● **What to do**
As the answer, give every line of the records that includes the word "Vehicle".

[Interface dataset entries]

---+---

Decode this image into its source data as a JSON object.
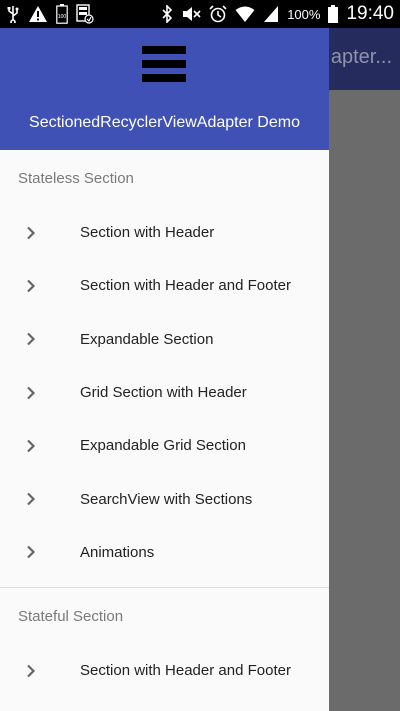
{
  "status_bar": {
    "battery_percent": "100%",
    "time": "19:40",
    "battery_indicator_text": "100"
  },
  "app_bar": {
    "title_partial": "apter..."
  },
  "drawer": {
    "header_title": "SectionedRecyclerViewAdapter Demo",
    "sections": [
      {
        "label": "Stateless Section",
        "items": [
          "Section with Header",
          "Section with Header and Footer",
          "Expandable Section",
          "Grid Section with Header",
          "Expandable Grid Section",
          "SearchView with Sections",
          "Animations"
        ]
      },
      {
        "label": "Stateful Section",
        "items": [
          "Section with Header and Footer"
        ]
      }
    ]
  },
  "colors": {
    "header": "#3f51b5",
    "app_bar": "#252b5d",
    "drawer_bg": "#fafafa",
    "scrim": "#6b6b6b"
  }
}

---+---

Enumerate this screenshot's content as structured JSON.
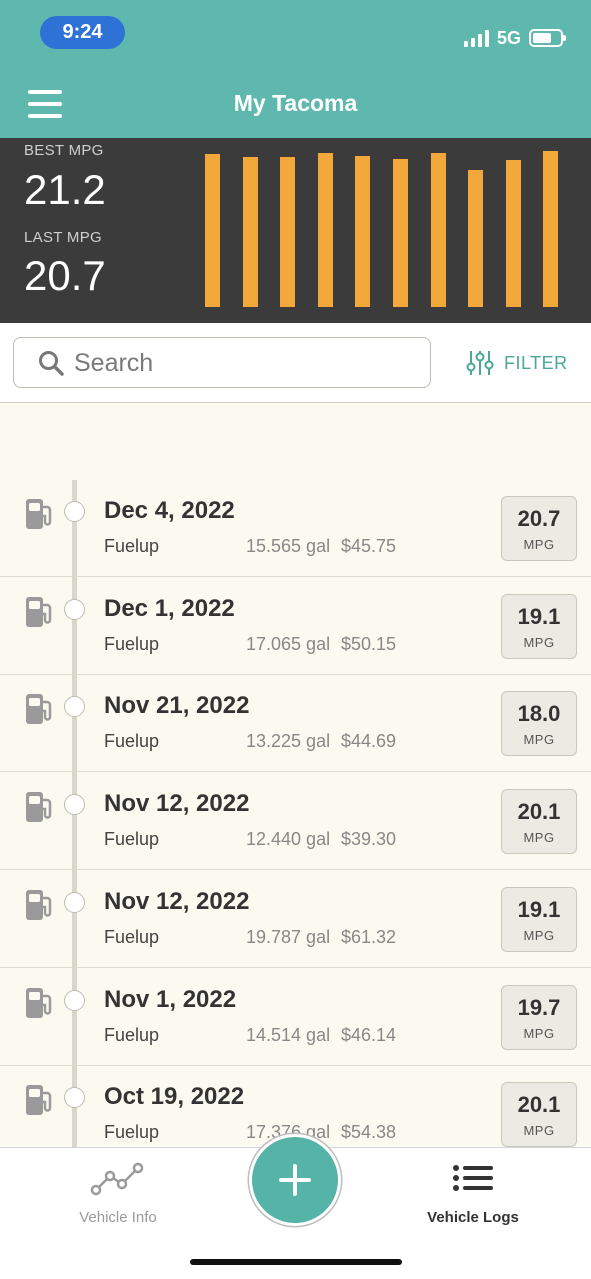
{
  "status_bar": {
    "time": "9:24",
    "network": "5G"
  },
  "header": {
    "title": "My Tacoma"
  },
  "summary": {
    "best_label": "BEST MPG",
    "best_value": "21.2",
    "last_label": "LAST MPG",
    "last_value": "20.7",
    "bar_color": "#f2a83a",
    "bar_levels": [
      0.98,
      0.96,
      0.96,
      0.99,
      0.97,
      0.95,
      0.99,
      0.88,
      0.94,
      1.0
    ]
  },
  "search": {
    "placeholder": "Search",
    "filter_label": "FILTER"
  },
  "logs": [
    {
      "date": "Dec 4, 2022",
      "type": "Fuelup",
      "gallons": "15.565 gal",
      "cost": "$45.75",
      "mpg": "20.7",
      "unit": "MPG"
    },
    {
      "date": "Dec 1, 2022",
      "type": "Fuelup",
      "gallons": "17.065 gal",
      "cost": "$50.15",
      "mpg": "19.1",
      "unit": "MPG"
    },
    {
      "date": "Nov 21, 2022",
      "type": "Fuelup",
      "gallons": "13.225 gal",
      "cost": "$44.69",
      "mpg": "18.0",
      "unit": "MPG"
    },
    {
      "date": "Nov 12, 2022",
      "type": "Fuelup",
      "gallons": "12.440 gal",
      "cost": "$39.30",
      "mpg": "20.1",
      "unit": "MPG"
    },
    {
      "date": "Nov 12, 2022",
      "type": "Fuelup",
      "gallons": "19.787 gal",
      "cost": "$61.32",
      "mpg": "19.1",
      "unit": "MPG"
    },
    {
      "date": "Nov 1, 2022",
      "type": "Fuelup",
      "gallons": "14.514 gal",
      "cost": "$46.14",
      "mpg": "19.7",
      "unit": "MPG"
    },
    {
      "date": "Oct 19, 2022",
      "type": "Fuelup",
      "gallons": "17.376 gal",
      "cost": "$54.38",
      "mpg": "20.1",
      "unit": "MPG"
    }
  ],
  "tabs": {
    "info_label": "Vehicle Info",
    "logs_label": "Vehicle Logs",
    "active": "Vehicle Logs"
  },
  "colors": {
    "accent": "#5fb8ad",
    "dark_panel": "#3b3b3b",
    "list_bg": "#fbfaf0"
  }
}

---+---

● **Answer**
    "info_label": "Vehicle Info",
    "logs_label": "Vehicle Logs",
    "active": "Vehicle Logs"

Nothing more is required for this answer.